In a brief intermission, Professor Turksen was proud to award the TRACE essay prize to Zhanin Fahd Al-Shargabi, a law student from Sofia University ‘St. Kliment Ohridski’, for her essay on the challenges of AI for European law and policing. Zhanin was awarded a €150 prize, a certificate, and the opportunity to present her findings to the conference audience. The essay is now available to read on our website here, and will be promoted as part of the final project newsletter. 

The fourth keynote saw Michael Nagl, an independent financial expert, provide insights on how private sector financial intelligence can be harnessed to reduce the risk of criminal transactions. Risk scoring involves assessing the frequency and size of payments, the products used, and the locations, histories and characteristics of the entities involved. These factors converge to indicate the possibility of money laundering or tax fraud, and organisations should be proactive in evaluating threats at the earliest juncture. 

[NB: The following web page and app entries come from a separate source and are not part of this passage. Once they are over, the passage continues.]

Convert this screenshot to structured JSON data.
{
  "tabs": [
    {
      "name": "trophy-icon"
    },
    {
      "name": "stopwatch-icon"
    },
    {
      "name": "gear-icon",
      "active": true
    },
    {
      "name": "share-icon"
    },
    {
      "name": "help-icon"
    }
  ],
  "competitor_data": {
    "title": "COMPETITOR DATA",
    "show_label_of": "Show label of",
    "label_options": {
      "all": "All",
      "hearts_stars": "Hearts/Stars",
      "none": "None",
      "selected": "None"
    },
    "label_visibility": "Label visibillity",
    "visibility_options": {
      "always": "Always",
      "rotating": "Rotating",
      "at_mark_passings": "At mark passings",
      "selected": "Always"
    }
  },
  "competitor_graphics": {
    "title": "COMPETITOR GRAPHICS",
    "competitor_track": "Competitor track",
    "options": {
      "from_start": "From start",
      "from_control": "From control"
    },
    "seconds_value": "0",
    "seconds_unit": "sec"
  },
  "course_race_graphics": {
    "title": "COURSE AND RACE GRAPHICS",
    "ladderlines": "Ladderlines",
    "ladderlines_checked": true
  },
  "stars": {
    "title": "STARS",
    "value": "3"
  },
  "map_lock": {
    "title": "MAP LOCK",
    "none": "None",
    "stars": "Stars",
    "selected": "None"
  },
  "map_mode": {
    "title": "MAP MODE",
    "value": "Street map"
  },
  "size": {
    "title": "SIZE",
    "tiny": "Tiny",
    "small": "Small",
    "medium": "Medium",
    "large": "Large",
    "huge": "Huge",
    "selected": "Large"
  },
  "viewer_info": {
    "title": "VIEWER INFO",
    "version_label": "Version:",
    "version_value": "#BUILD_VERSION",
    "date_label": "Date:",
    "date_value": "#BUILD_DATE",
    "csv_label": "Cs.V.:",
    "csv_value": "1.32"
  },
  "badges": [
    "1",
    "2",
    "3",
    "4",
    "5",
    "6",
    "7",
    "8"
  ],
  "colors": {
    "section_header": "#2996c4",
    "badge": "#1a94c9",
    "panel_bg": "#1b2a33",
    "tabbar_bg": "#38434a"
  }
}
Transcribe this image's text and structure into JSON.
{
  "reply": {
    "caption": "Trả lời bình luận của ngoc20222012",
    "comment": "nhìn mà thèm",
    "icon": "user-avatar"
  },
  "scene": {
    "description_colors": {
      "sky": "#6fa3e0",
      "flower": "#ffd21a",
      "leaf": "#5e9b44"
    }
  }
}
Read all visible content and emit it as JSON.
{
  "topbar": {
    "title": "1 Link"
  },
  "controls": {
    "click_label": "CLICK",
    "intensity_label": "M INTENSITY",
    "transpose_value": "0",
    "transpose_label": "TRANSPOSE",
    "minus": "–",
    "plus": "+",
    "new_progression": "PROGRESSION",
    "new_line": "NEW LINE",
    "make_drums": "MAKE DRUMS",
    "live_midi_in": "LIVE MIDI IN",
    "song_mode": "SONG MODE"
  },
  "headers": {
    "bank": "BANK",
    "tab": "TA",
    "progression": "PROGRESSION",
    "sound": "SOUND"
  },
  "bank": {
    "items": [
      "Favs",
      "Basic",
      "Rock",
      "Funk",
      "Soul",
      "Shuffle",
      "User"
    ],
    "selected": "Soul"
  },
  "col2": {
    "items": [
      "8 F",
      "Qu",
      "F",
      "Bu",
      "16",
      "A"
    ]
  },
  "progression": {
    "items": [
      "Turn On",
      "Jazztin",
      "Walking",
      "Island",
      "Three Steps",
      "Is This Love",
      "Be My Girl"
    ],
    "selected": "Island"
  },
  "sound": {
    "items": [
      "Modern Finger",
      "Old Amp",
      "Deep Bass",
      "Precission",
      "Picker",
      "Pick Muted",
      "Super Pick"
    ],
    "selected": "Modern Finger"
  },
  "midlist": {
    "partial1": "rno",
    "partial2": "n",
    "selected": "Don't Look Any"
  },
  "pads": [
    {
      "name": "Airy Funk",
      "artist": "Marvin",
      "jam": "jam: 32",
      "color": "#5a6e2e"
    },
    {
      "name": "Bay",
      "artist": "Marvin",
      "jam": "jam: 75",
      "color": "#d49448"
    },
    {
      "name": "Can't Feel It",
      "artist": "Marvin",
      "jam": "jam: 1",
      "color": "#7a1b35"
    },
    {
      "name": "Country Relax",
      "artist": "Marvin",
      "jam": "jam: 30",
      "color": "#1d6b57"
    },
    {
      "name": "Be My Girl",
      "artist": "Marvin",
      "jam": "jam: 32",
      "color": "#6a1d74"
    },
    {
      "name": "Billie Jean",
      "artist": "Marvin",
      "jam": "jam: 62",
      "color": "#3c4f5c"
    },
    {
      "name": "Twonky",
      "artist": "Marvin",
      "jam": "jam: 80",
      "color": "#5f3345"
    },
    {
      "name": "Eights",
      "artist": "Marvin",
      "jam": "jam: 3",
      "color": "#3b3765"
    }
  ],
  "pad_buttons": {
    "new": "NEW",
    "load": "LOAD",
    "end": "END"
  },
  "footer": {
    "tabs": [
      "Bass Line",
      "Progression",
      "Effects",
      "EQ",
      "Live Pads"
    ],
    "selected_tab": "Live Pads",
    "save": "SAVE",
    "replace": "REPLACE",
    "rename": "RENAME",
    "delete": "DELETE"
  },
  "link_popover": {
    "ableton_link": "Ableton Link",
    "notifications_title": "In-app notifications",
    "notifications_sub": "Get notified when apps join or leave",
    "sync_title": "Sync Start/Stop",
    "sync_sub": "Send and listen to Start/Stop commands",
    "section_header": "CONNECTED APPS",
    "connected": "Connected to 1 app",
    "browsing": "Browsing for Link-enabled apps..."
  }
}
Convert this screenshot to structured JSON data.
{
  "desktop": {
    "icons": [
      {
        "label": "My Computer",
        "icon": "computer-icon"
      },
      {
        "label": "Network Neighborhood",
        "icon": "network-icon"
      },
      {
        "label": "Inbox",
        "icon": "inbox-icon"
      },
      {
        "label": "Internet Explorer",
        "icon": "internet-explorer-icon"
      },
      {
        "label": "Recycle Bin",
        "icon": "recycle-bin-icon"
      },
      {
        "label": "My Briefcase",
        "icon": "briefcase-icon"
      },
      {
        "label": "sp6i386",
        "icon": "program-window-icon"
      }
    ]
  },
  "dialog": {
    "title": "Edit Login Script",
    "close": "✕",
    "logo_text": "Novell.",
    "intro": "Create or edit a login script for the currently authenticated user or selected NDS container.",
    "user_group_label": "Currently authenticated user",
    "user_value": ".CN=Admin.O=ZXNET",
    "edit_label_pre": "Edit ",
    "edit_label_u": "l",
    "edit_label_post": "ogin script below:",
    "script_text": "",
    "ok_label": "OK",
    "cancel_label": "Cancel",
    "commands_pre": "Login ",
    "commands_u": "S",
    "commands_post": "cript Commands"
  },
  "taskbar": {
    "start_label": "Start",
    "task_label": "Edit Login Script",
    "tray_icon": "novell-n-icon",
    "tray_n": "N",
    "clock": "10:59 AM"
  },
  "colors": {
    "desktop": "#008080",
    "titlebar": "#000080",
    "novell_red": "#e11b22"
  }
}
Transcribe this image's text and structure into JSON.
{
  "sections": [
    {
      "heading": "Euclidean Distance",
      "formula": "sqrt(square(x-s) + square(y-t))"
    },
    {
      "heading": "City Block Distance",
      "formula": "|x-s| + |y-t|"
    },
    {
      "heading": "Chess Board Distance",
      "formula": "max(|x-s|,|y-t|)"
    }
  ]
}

The TRACE conference concluded with two panels. The first addressed the challenges of LEA uptake of new technology, with host Reinhard Kressl of VICESSE noting that too many European projects fail to deliver on their big ideas in a publicly impactful way.  The lineup included Tobias Mattes from the Bavarian Police, Peeter Paisuots from the Estonian Tax and Customs Board, Thomas Havranek from CIN, and Madison Leeson of the Istituto Italiano di Tecnologia and RITHMS project. Panellists debated how we can push adoption to frontline agencies, with resources such as the Europol Innovation Lab or Horizon Results Booster programme offering potential routes to the mainstreaming of new technologies.  They discussed challenges around legislation, political will, and intellectual property considerations and accreditations, complicating the smooth rollout of potentially revolutionary innovations into the marketplace. The exploitation of results is too often sidelined in research, with valuable work failing to reach its potential before a duplication of efforts as fresh consortia revisit familiar research subjects. 

The last panel took a different tack, focusing on the EU Anti-Money Laundering Authority’s new role in coordinating and empowering the activities of financial intelligence units, for example via shared templates for suspicious transaction reports. Discussion was led by Moran Harari from the Tax Justice Network, and featured Viktor Ivanov, Policy Officer at FISMA, Italo Borrelo, Staff Director at the Regulation and Institutional Cooperation Directorate of the Italian FIU, and Ololade Durodola from Coventry University’s Centre for Financial and Corporate Integrity. The panellists explored several areas of interest, from the remit of the AMLA to the functions of FIUs and banking countermeasures and the promises of advanced technology. Political agreement on the AMLA has been reached, with formal establishment set to conclude in the next few weeks. The potential of this new regime to reduce the harms of money laundering is considerable, and specialists and practitioners will watch its enactment with interest. 

And with that, the TRACE final conference was concluded. Reflections from Professor Turksen thanked participants and attendees for their contributions to an animated and enjoyable event, at the end of a project which assembled an energetic team of experts from varied disciplines and backgrounds to create a groundbreaking piece of technology. The remaining TRACE outputs, including its final policy briefs, closing video, newsletter, and reports will be released in the coming weeks and hosted on the website for future reference. Thank you, as always, for reading. 

Author: Dr Alex Murphy, Trilateral Research